    you. are. amazing. thank you thank you to you and your friends for doing them work you’re doing. xo

  • http://twitter.com/ohsweetie ohsweetie

    you. are. amazing. thank you thank you to you and your friends for doing them work you’re doing. xo

  • http://twitter.com/ohsweetie ohsweetie

    you. are. amazing. thank you thank you to you and your friends for doing them work you’re doing. xo

  • http://twitter.com/ohsweetie ohsweetie

    you. are. amazing. thank you thank you to you and your friends for doing them work you’re doing. xo

  • http://twitter.com/ohsweetie ohsweetie

    you. are. amazing. thank you thank you to you and your friends for doing them work you’re doing. xo

  • Jetesar

    Are there people with disabilities involved in this? Because there’s no mention of it.
    People with disabilities have always been marginalized. 

    • http://twitter.com/hamhouke Anthony Stanley

      Absolutely.  In Boston at GA on night two, a hearing-impaired person told us of the importance of using the peoples’ mic so that she could read the lips of the individuals around her.  The next day, someone had volunteered to sign for her and others.  In Kansas City, we have people who are also differently-able.  They are the 99%, we are the 99%, and there is a 99% chance you are too.

  • http://www.elenamary.com Elenamary

    It took a lot of courage to speak out. Thank you.  I am with you. That originally wording was most assuredly problematic. Thank you. I can’t imagine the stress. The butterfiles in the stomach. The second questioning.  Thank you, thank you, for being so strong.

  • Mr.mp

    This is really courageous.  Thank you!

  • http://twitter.com/malichidaniels Malichi Daniels

    It’s time for the OccupyWallSt organizers to acknowledge their lack of political education. Especially when dealing with issues of white privilege.

  • Pauline

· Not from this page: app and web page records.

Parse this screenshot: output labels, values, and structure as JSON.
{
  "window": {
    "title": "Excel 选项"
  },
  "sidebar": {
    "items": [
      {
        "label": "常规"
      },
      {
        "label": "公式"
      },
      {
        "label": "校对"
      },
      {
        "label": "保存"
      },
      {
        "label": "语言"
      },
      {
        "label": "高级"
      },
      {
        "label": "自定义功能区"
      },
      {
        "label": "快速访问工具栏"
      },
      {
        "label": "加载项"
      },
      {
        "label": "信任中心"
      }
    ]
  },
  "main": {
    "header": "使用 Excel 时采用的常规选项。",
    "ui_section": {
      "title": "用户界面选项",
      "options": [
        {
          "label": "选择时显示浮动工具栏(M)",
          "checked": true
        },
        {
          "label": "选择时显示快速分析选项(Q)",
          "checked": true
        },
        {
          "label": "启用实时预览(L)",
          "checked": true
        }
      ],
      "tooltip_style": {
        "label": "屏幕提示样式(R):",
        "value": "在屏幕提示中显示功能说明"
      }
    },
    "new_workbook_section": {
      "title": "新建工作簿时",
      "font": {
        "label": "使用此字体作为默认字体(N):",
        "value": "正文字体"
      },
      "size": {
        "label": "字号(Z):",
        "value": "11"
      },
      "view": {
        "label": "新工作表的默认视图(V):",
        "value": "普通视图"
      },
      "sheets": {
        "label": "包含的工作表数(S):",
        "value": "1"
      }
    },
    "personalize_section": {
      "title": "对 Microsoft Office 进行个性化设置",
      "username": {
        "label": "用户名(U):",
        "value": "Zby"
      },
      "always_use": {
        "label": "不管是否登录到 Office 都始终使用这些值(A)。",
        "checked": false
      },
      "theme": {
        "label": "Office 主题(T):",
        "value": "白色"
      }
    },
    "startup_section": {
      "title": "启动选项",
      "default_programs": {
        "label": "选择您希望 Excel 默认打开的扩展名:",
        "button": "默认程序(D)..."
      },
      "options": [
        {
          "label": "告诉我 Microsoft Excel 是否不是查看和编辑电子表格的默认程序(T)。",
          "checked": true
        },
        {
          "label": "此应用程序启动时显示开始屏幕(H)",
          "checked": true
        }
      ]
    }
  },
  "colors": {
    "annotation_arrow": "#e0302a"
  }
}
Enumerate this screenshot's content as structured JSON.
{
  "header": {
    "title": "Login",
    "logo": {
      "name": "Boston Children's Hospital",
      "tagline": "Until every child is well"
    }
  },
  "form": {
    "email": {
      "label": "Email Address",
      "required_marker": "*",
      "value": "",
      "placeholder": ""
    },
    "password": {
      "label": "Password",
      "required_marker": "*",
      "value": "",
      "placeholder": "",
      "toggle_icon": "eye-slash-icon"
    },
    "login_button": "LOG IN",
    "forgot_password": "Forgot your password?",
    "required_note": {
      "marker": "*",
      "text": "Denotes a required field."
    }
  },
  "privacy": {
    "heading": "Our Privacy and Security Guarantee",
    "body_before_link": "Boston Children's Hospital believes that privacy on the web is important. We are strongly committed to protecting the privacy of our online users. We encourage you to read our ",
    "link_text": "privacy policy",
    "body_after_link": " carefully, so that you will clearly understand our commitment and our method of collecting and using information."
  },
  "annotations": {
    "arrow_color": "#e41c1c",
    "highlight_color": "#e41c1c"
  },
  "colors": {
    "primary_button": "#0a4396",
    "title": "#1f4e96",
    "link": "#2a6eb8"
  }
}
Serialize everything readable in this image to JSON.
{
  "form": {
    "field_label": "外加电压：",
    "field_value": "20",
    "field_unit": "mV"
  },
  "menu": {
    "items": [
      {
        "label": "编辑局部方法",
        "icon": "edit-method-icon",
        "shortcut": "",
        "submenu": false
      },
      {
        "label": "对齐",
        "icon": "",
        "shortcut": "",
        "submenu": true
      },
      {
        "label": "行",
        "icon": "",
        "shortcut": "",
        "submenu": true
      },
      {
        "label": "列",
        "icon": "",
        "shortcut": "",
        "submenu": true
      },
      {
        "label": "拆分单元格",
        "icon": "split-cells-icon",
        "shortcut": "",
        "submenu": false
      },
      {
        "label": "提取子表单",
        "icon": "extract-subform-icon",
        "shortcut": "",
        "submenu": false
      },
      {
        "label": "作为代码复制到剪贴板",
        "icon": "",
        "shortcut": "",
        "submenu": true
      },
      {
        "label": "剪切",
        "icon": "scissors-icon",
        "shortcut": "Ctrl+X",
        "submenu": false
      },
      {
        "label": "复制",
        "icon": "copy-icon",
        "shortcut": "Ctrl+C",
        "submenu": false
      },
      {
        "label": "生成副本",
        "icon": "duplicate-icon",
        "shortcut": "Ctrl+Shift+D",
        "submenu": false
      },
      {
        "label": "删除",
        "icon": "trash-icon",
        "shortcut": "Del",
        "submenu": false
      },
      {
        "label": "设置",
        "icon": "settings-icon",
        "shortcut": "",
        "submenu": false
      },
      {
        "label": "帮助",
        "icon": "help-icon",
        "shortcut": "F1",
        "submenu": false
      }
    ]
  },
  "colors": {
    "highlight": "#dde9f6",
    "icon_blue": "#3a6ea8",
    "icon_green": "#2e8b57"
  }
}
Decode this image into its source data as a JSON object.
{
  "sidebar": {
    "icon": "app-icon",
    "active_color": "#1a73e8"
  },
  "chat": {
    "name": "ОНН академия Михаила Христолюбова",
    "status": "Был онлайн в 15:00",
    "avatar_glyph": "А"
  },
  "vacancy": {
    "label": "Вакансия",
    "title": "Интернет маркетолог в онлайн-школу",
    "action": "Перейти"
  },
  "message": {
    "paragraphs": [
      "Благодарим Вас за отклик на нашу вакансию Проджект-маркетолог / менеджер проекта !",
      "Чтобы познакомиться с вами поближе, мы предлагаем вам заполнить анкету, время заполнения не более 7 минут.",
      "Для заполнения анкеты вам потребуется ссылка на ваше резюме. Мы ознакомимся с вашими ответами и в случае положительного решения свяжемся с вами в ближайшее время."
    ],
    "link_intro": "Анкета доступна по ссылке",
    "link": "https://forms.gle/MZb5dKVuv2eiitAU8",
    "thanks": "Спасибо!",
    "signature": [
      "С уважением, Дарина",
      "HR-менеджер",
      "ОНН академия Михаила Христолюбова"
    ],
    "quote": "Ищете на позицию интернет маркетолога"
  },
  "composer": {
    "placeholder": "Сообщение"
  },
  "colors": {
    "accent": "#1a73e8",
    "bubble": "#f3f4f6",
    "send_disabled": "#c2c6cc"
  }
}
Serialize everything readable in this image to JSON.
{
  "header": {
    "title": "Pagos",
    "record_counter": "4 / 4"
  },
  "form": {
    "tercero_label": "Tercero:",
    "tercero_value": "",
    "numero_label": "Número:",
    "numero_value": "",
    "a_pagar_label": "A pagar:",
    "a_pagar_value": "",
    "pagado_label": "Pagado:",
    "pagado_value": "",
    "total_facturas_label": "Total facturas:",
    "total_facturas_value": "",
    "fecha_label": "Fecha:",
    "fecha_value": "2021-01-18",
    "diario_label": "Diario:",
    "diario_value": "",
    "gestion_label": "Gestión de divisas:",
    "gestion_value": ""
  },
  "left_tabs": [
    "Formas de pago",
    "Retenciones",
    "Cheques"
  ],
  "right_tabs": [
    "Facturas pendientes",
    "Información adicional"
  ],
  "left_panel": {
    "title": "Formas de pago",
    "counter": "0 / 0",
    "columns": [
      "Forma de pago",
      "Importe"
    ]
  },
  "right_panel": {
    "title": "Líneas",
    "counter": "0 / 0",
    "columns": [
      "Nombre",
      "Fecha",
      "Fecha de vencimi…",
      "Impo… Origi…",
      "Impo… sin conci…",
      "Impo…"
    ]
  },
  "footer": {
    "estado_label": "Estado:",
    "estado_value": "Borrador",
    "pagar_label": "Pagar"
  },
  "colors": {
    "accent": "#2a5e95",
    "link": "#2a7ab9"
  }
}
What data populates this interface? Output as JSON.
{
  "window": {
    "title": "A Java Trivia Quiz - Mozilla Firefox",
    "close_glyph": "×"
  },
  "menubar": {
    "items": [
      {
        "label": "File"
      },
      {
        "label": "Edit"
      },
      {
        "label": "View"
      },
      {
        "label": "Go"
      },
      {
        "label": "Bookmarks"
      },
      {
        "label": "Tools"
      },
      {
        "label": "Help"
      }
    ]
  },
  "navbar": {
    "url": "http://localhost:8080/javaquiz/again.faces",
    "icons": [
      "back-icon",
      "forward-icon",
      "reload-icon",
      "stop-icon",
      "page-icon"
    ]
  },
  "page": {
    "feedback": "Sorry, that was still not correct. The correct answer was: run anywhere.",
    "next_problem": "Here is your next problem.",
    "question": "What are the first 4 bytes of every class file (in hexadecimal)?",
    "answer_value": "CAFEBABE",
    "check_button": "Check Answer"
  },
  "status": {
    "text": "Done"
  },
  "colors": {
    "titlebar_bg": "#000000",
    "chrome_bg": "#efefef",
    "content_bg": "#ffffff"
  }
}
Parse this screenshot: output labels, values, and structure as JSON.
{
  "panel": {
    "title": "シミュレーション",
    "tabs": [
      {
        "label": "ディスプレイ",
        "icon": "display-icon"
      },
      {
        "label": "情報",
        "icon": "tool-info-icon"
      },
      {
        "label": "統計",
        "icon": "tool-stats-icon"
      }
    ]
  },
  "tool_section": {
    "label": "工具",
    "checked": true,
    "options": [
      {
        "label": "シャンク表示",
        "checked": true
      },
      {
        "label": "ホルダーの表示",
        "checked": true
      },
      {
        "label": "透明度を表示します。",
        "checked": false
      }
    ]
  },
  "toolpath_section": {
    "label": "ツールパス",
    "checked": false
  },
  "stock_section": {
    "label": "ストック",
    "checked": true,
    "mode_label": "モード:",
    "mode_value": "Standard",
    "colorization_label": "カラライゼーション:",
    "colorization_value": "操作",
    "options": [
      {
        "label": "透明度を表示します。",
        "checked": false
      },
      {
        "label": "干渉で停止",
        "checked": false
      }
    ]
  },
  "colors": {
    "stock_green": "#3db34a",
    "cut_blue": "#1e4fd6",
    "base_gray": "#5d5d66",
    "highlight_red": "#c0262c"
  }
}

    Thank you so much for speaking up. It takes a lot of courage to even speak up no matter how important something might be, and to withstand criticism from people who don’t understand. As someone (Asian, female) who hates seeing oppression erased and differences glossed over, I am so glad that you spoke up and made a difference.

  • Harper

    Yes yes yes yes yes! Thank you for being there. Thank you for speaking out. Thank you for doing the hard thing and doing it right. Thank you, thank you!

  • Adi

    Inspiring. Keep it strong. Sad to hear that a movement based on opposition to inequality is so naive…Thank you. 

  • roguishknight

    Wow, what powerful stuff!  Your courage is inspiring.  It is really sad that it took that much effort, but your triumph is inspiring.

  • Anonymous

    I know i’m being nitpicky but this stood out.

    The facilitator said that that is scientific fact, that we are all one race. 

    Actually we’re all one species and race is artificial construct.

  • AWhiteGuy

    Great job, I have been wondering why all the videos only showed people who looked like me. Now, get more people out there so it is a movement that represents us all!

  • Tumblstiltskin

    I apologize for my ignorance, but can someone tell if there’s a difference between the “Brown Power” term and rallying call for Chicanos (and later all latinos) during the Civil Rights era and the “Brown Power” that I hear a lot now referring to South Asian communities? Growing up I’ve always understood “Brown” or “Brown Power/Pride” to be in reference to latino struggles and movements and it seems all that has changed post 9/11, or seems like it has since I never hear an acknowledgement of that history or those communities when the term “Brown Power” is used today to speak of Desi/South Asian activism. I would appreciate it if someone could help clarify this for me, so that I am not using the term wrong and/or offending anyone’s struggles or community. Thanks.

  • Chelsea

    Wow that was extremely inspiring. Great job!

  • ThatDeborahGirl

    OMG. I got to the end of this in tears. So powerful. So glad you were there…to speak for the people of color percentage of the 99%. I wish I could be there too.